*** PROVIDED DATA ***

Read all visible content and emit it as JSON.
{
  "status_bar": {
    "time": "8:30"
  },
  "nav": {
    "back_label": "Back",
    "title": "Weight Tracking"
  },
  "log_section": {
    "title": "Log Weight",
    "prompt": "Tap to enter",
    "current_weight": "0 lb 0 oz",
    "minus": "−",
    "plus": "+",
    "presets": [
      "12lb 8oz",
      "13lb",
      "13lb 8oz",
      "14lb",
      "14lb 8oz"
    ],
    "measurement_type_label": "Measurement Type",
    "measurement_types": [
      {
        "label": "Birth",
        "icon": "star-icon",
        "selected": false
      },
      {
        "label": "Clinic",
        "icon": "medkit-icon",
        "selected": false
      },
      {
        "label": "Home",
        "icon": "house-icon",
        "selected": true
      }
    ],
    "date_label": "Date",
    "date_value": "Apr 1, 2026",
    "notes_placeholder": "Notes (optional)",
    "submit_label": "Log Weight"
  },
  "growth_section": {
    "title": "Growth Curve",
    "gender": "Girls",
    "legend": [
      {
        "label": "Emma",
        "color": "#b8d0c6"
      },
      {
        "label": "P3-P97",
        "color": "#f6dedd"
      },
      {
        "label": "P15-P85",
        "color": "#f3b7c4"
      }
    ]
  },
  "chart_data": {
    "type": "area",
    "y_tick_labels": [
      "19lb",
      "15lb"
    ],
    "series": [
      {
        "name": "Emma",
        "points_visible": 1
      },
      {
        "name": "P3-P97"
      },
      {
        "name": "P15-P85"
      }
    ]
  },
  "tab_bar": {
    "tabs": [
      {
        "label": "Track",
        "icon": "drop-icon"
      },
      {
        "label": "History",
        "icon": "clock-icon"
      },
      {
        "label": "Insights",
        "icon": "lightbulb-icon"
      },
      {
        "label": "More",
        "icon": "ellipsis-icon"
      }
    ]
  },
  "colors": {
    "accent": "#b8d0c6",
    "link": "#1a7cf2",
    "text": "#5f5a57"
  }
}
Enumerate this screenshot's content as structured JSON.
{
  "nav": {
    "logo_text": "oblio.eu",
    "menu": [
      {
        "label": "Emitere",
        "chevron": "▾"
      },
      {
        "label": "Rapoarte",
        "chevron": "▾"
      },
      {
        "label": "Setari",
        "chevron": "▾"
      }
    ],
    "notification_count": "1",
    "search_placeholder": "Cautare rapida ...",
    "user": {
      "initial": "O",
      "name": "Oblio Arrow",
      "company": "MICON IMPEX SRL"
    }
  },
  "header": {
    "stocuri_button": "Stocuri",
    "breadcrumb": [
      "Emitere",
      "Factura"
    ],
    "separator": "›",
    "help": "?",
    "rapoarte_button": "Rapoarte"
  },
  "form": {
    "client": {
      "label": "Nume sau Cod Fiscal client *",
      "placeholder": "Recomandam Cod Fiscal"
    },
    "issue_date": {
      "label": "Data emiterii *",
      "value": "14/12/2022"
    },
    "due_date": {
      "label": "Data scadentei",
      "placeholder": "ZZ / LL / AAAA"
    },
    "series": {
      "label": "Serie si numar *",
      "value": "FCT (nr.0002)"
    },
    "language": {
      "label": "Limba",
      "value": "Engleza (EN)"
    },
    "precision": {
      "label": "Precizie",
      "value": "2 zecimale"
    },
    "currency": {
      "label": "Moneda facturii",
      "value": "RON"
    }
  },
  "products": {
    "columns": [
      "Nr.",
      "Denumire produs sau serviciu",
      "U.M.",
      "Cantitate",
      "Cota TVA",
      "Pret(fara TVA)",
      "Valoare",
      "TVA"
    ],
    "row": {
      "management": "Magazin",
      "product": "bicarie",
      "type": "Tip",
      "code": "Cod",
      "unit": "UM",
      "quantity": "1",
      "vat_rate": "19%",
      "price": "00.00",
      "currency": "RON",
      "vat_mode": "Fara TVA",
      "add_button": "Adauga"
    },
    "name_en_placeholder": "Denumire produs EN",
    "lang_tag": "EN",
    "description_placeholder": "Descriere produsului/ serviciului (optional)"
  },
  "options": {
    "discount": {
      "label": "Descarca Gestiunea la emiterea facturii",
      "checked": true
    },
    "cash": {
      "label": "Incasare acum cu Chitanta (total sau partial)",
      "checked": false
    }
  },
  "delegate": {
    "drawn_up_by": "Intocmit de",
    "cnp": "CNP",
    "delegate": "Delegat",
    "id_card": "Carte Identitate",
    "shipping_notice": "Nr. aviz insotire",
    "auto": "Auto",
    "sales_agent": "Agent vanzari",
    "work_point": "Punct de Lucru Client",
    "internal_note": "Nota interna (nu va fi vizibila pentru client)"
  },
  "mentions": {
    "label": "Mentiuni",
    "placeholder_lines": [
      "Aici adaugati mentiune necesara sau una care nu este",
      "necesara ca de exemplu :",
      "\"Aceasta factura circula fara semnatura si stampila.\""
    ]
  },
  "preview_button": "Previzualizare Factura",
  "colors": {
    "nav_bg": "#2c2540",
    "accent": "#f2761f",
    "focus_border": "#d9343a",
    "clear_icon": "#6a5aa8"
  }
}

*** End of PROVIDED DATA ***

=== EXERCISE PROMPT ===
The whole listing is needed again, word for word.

=== REPLY ===
Read all visible content and emit it as JSON.
{
  "status_bar": {
    "time": "8:30"
  },
  "nav": {
    "back_label": "Back",
    "title": "Weight Tracking"
  },
  "log_section": {
    "title": "Log Weight",
    "prompt": "Tap to enter",
    "current_weight": "0 lb 0 oz",
    "minus": "−",
    "plus": "+",
    "presets": [
      "12lb 8oz",
      "13lb",
      "13lb 8oz",
      "14lb",
      "14lb 8oz"
    ],
    "measurement_type_label": "Measurement Type",
    "measurement_types": [
      {
        "label": "Birth",
        "icon": "star-icon",
        "selected": false
      },
      {
        "label": "Clinic",
        "icon": "medkit-icon",
        "selected": false
      },
      {
        "label": "Home",
        "icon": "house-icon",
        "selected": true
      }
    ],
    "date_label": "Date",
    "date_value": "Apr 1, 2026",
    "notes_placeholder": "Notes (optional)",
    "submit_label": "Log Weight"
  },
  "growth_section": {
    "title": "Growth Curve",
    "gender": "Girls",
    "legend": [
      {
        "label": "Emma",
        "color": "#b8d0c6"
      },
      {
        "label": "P3-P97",
        "color": "#f6dedd"
      },
      {
        "label": "P15-P85",
        "color": "#f3b7c4"
      }
    ]
  },
  "chart_data": {
    "type": "area",
    "y_tick_labels": [
      "19lb",
      "15lb"
    ],
    "series": [
      {
        "name": "Emma",
        "points_visible": 1
      },
      {
        "name": "P3-P97"
      },
      {
        "name": "P15-P85"
      }
    ]
  },
  "tab_bar": {
    "tabs": [
      {
        "label": "Track",
        "icon": "drop-icon"
      },
      {
        "label": "History",
        "icon": "clock-icon"
      },
      {
        "label": "Insights",
        "icon": "lightbulb-icon"
      },
      {
        "label": "More",
        "icon": "ellipsis-icon"
      }
    ]
  },
  "colors": {
    "accent": "#b8d0c6",
    "link": "#1a7cf2",
    "text": "#5f5a57"
  }
}
Enumerate this screenshot's content as structured JSON.
{
  "nav": {
    "logo_text": "oblio.eu",
    "menu": [
      {
        "label": "Emitere",
        "chevron": "▾"
      },
      {
        "label": "Rapoarte",
        "chevron": "▾"
      },
      {
        "label": "Setari",
        "chevron": "▾"
      }
    ],
    "notification_count": "1",
    "search_placeholder": "Cautare rapida ...",
    "user": {
      "initial": "O",
      "name": "Oblio Arrow",
      "company": "MICON IMPEX SRL"
    }
  },
  "header": {
    "stocuri_button": "Stocuri",
    "breadcrumb": [
      "Emitere",
      "Factura"
    ],
    "separator": "›",
    "help": "?",
    "rapoarte_button": "Rapoarte"
  },
  "form": {
    "client": {
      "label": "Nume sau Cod Fiscal client *",
      "placeholder": "Recomandam Cod Fiscal"
    },
    "issue_date": {
      "label": "Data emiterii *",
      "value": "14/12/2022"
    },
    "due_date": {
      "label": "Data scadentei",
      "placeholder": "ZZ / LL / AAAA"
    },
    "series": {
      "label": "Serie si numar *",
      "value": "FCT (nr.0002)"
    },
    "language": {
      "label": "Limba",
      "value": "Engleza (EN)"
    },
    "precision": {
      "label": "Precizie",
      "value": "2 zecimale"
    },
    "currency": {
      "label": "Moneda facturii",
      "value": "RON"
    }
  },
  "products": {
    "columns": [
      "Nr.",
      "Denumire produs sau serviciu",
      "U.M.",
      "Cantitate",
      "Cota TVA",
      "Pret(fara TVA)",
      "Valoare",
      "TVA"
    ],
    "row": {
      "management": "Magazin",
      "product": "bicarie",
      "type": "Tip",
      "code": "Cod",
      "unit": "UM",
      "quantity": "1",
      "vat_rate": "19%",
      "price": "00.00",
      "currency": "RON",
      "vat_mode": "Fara TVA",
      "add_button": "Adauga"
    },
    "name_en_placeholder": "Denumire produs EN",
    "lang_tag": "EN",
    "description_placeholder": "Descriere produsului/ serviciului (optional)"
  },
  "options": {
    "discount": {
      "label": "Descarca Gestiunea la emiterea facturii",
      "checked": true
    },
    "cash": {
      "label": "Incasare acum cu Chitanta (total sau partial)",
      "checked": false
    }
  },
  "delegate": {
    "drawn_up_by": "Intocmit de",
    "cnp": "CNP",
    "delegate": "Delegat",
    "id_card": "Carte Identitate",
    "shipping_notice": "Nr. aviz insotire",
    "auto": "Auto",
    "sales_agent": "Agent vanzari",
    "work_point": "Punct de Lucru Client",
    "internal_note": "Nota interna (nu va fi vizibila pentru client)"
  },
  "mentions": {
    "label": "Mentiuni",
    "placeholder_lines": [
      "Aici adaugati mentiune necesara sau una care nu este",
      "necesara ca de exemplu :",
      "\"Aceasta factura circula fara semnatura si stampila.\""
    ]
  },
  "preview_button": "Previzualizare Factura",
  "colors": {
    "nav_bg": "#2c2540",
    "accent": "#f2761f",
    "focus_border": "#d9343a",
    "clear_icon": "#6a5aa8"
  }
}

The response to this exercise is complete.